“Okay lang magtagal kesa naman atakihin ko na ang Al Barka? Di bale nang tumagal ang justice, basta we exact justice the legal way. Ang masasabi ko lang sa all out justice… on the call to attack Al Barka, silent ako dun kasi as I explain to the public pag sabihin na ‘Bakit ayaw mo pang umatak e namatayan na nga kayo?’, dapat may legitimacy lahat ang ating ginagawa.

“That is why… utos ni commander. That’s how nag-start and problema sa Al Barka. Gusto ni commander. Sinong commander, I don’t know. Hindi galing sa akin yan. Hindi puedeng gusto ng isang commander ‘do this, do that’. Ganyan yan. Siyempre, alam mo yan. E, iniwan ng operations commander, hindi pinagplano ng maayos. Ano ngayon ang basis mo to send people to their death? Ano ang legal order? A telephone call? Maski na. When given a legal order, (you should) put it in writing that reference is a telephone call from somebody directing you to do this.

“If they want me to attack Al Barka now, we can do that any time pero kailangan may legitimacy, hindi yung parang ganti. Kasi kung gumaganti ka lang, maggantihan na lang tayo lahat. Rido na lang. That could not be a legitimate combat operation. That is going to be a rido lang. Ganti-gantihan.

“That is what I don’t want to project – na gumaganti lang ang military. We will exact justice, but we will follow the legal procedure and at the same time we will be protecting the Mindanao peace process. This is not going to be an all-out… gulo.”

Ferrer retires in January 2012. The legal process would take longer than that to find who authorized sending our men to their death. Justice will have to wait for the hundred and three who went genuinely believing the mission to be legitimate. Some of them survived Al Barka.

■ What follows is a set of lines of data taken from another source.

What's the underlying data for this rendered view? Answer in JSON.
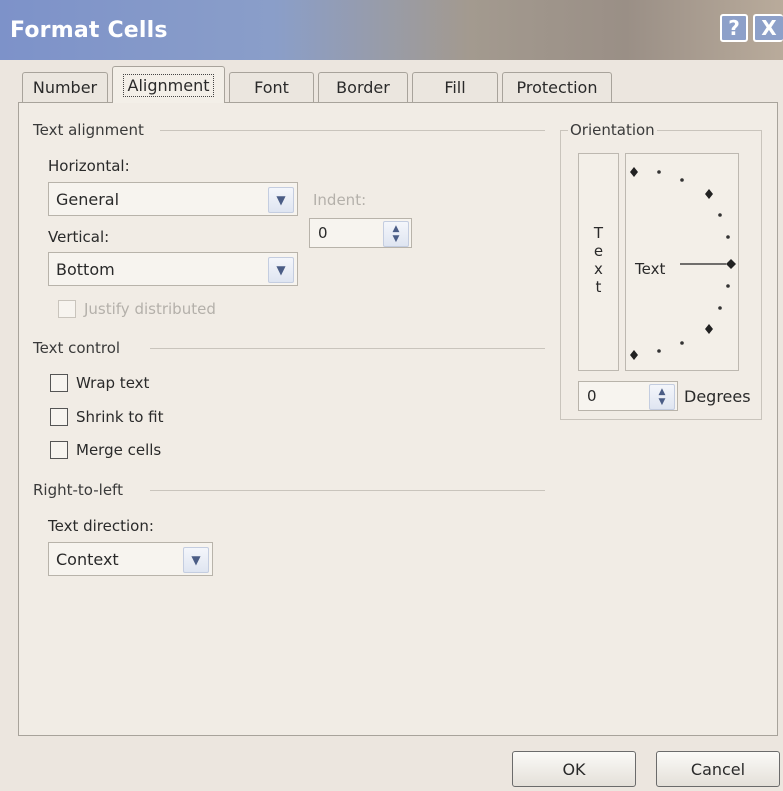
{
  "window": {
    "title": "Format Cells"
  },
  "titlebar": {
    "help_glyph": "?",
    "close_glyph": "X"
  },
  "tabs": [
    {
      "label": "Number",
      "active": false
    },
    {
      "label": "Alignment",
      "active": true
    },
    {
      "label": "Font",
      "active": false
    },
    {
      "label": "Border",
      "active": false
    },
    {
      "label": "Fill",
      "active": false
    },
    {
      "label": "Protection",
      "active": false
    }
  ],
  "text_alignment": {
    "group_label": "Text alignment",
    "horizontal_label": "Horizontal:",
    "horizontal_value": "General",
    "indent_label": "Indent:",
    "indent_value": "0",
    "vertical_label": "Vertical:",
    "vertical_value": "Bottom",
    "justify_distributed_label": "Justify distributed",
    "justify_distributed_checked": false
  },
  "text_control": {
    "group_label": "Text control",
    "wrap_text_label": "Wrap text",
    "shrink_to_fit_label": "Shrink to fit",
    "merge_cells_label": "Merge cells"
  },
  "right_to_left": {
    "group_label": "Right-to-left",
    "text_direction_label": "Text direction:",
    "text_direction_value": "Context"
  },
  "orientation": {
    "group_label": "Orientation",
    "vertical_text_chars": [
      "T",
      "e",
      "x",
      "t"
    ],
    "dial_text": "Text",
    "degrees_value": "0",
    "degrees_label": "Degrees"
  },
  "buttons": {
    "ok_label": "OK",
    "cancel_label": "Cancel"
  },
  "colors": {
    "title_blue": "#7d92c9",
    "dialog_bg": "#ece6df",
    "arrow_blue": "#4b5d86"
  }
}
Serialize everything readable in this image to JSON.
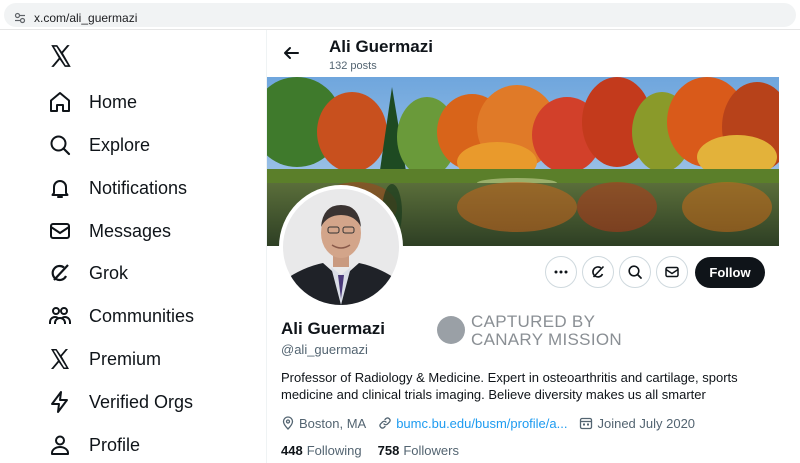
{
  "browser": {
    "url": "x.com/ali_guermazi"
  },
  "sidebar": {
    "items": [
      {
        "label": "Home",
        "icon": "home-icon"
      },
      {
        "label": "Explore",
        "icon": "search-icon"
      },
      {
        "label": "Notifications",
        "icon": "bell-icon"
      },
      {
        "label": "Messages",
        "icon": "envelope-icon"
      },
      {
        "label": "Grok",
        "icon": "grok-icon"
      },
      {
        "label": "Communities",
        "icon": "people-icon"
      },
      {
        "label": "Premium",
        "icon": "x-logo-icon"
      },
      {
        "label": "Verified Orgs",
        "icon": "lightning-icon"
      },
      {
        "label": "Profile",
        "icon": "person-icon"
      }
    ]
  },
  "header": {
    "name": "Ali Guermazi",
    "posts": "132 posts"
  },
  "profile": {
    "name": "Ali Guermazi",
    "handle": "@ali_guermazi",
    "bio": "Professor of Radiology & Medicine. Expert in osteoarthritis and cartilage, sports medicine and clinical trials imaging. Believe diversity makes us all smarter",
    "location": "Boston, MA",
    "website": "bumc.bu.edu/busm/profile/a...",
    "joined": "Joined July 2020",
    "following_count": "448",
    "following_label": "Following",
    "followers_count": "758",
    "followers_label": "Followers",
    "follow_label": "Follow"
  },
  "watermark": {
    "line1": "CAPTURED BY",
    "line2": "CANARY MISSION"
  },
  "colors": {
    "accent": "#1d9bf0",
    "text": "#0f1419",
    "muted": "#536471",
    "button": "#0f1419"
  }
}
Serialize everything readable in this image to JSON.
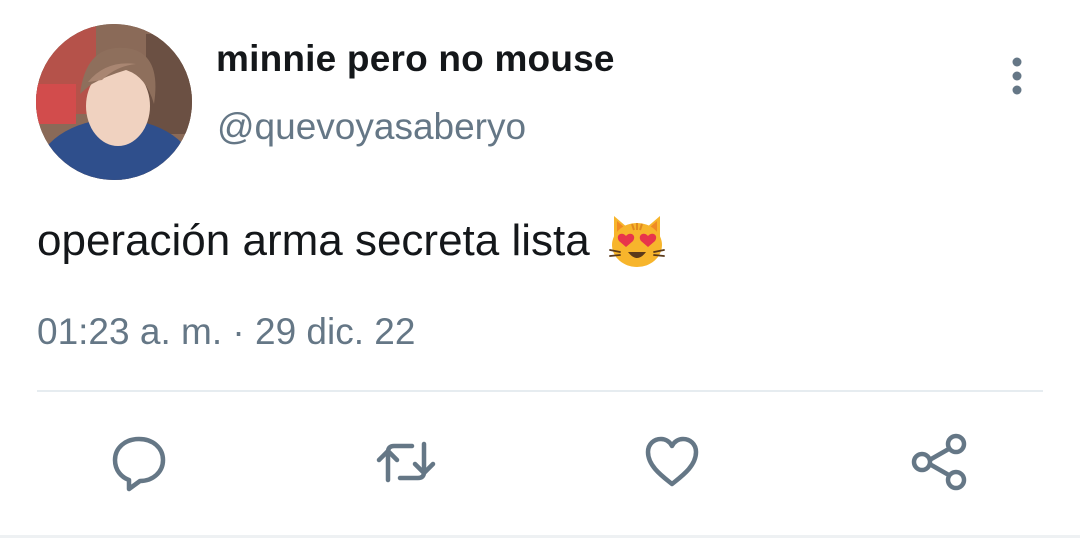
{
  "tweet": {
    "author": {
      "display_name": "minnie pero no mouse",
      "handle": "@quevoyasaberyo",
      "avatar_icon": "avatar-photo"
    },
    "text": "operación arma secreta lista",
    "emoji": "smiling-cat-with-heart-eyes",
    "timestamp": "01:23 a. m. · 29 dic. 22"
  },
  "actions": [
    {
      "name": "reply",
      "icon": "speech-bubble-icon"
    },
    {
      "name": "retweet",
      "icon": "retweet-arrows-icon"
    },
    {
      "name": "like",
      "icon": "heart-outline-icon"
    },
    {
      "name": "share",
      "icon": "share-nodes-icon"
    }
  ],
  "colors": {
    "text_primary": "#14171a",
    "text_secondary": "#657786",
    "icon_gray": "#657786",
    "divider": "#e6ecf0"
  }
}
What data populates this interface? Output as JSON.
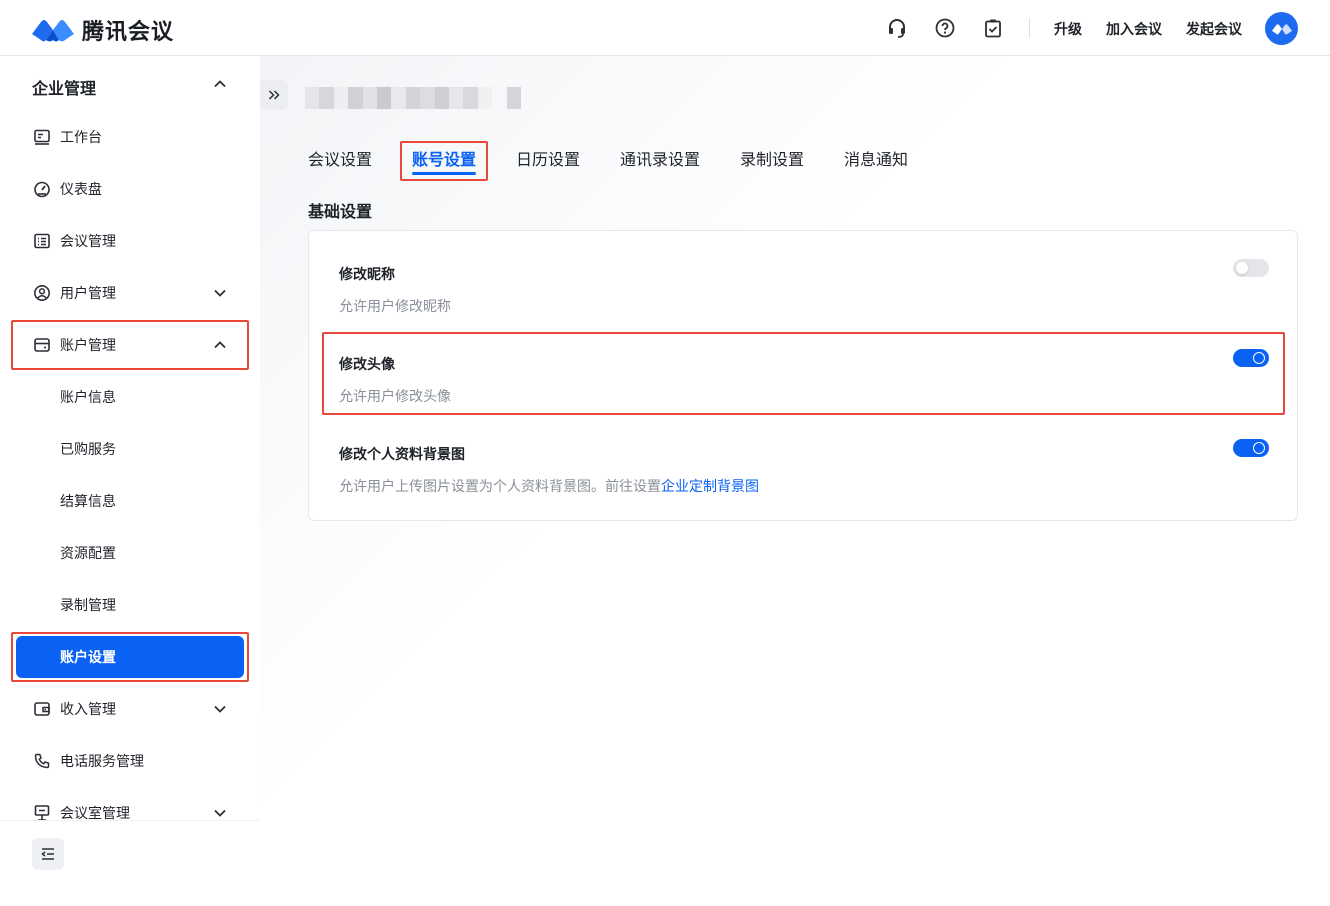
{
  "app": {
    "name": "腾讯会议"
  },
  "header": {
    "upgrade": "升级",
    "join_meeting": "加入会议",
    "start_meeting": "发起会议"
  },
  "sidebar": {
    "section_title": "企业管理",
    "items": [
      {
        "label": "工作台",
        "icon": "workbench-icon"
      },
      {
        "label": "仪表盘",
        "icon": "dashboard-icon"
      },
      {
        "label": "会议管理",
        "icon": "meeting-list-icon"
      },
      {
        "label": "用户管理",
        "icon": "user-icon",
        "expandable": true
      },
      {
        "label": "账户管理",
        "icon": "account-icon",
        "expanded": true
      }
    ],
    "sub_items": [
      {
        "label": "账户信息"
      },
      {
        "label": "已购服务"
      },
      {
        "label": "结算信息"
      },
      {
        "label": "资源配置"
      },
      {
        "label": "录制管理"
      },
      {
        "label": "账户设置",
        "active": true
      }
    ],
    "items_after": [
      {
        "label": "收入管理",
        "icon": "wallet-icon",
        "expandable": true
      },
      {
        "label": "电话服务管理",
        "icon": "phone-icon"
      },
      {
        "label": "会议室管理",
        "icon": "meeting-room-icon",
        "expandable": true
      }
    ]
  },
  "main": {
    "tabs": [
      {
        "label": "会议设置"
      },
      {
        "label": "账号设置",
        "active": true
      },
      {
        "label": "日历设置"
      },
      {
        "label": "通讯录设置"
      },
      {
        "label": "录制设置"
      },
      {
        "label": "消息通知"
      }
    ],
    "section_title": "基础设置",
    "settings": [
      {
        "title": "修改昵称",
        "desc": "允许用户修改昵称",
        "enabled": false
      },
      {
        "title": "修改头像",
        "desc": "允许用户修改头像",
        "enabled": true
      },
      {
        "title": "修改个人资料背景图",
        "desc": "允许用户上传图片设置为个人资料背景图。前往设置",
        "link": "企业定制背景图",
        "enabled": true
      }
    ]
  },
  "colors": {
    "accent": "#0a62f5",
    "highlight_box": "#e8483b"
  }
}
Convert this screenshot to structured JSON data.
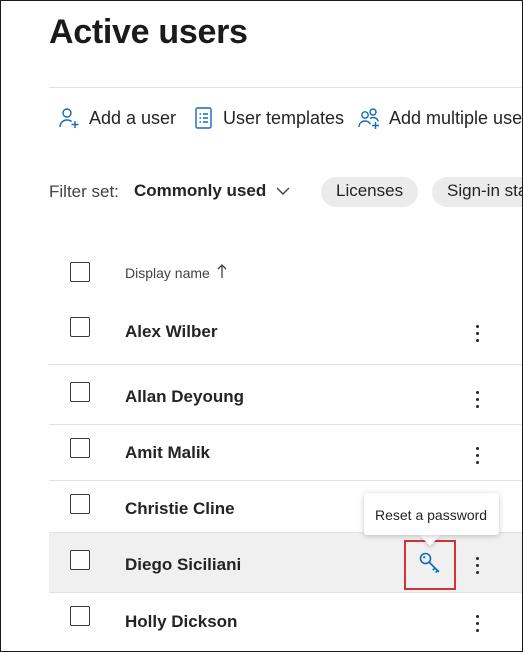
{
  "page": {
    "title": "Active users"
  },
  "toolbar": {
    "add_user_label": "Add a user",
    "user_templates_label": "User templates",
    "add_multiple_users_label": "Add multiple users"
  },
  "filter": {
    "label": "Filter set:",
    "selected_set": "Commonly used",
    "pills": [
      "Licenses",
      "Sign-in status"
    ]
  },
  "table": {
    "columns": {
      "display_name": "Display name",
      "sort": "ascending"
    },
    "rows": [
      {
        "name": "Alex Wilber",
        "selected": false
      },
      {
        "name": "Allan Deyoung",
        "selected": false
      },
      {
        "name": "Amit Malik",
        "selected": false
      },
      {
        "name": "Christie Cline",
        "selected": false
      },
      {
        "name": "Diego Siciliani",
        "selected": false,
        "hovered": true
      },
      {
        "name": "Holly Dickson",
        "selected": false
      }
    ]
  },
  "tooltip": {
    "text": "Reset a password"
  },
  "icons": {
    "add_user": "person-add-icon",
    "user_templates": "document-list-icon",
    "add_multiple_users": "people-add-icon",
    "filter_dropdown": "chevron-down-icon",
    "sort": "arrow-up-icon",
    "reset_password": "key-icon",
    "row_actions": "more-vertical-icon"
  },
  "colors": {
    "accent_blue": "#0f6cbd",
    "highlight_red": "#d13438",
    "hover_row": "#f0f0f0",
    "pill_bg": "#ebebeb"
  }
}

Or did they?  (Wayward and Fanciful is Gail Ilagan’s column for MindaViews, the opinion section of MindaNews. Ilagan is a clinical psychologist and author of “War Wounded.” She teaches Social Justice, Family Sociology, Theories of Socialization and Psychology at the Ateneo de Davao University where she is also the associate editor of Tambara. You may send comments to gail@mindanews.com. “Send at the risk of a reply,” she says).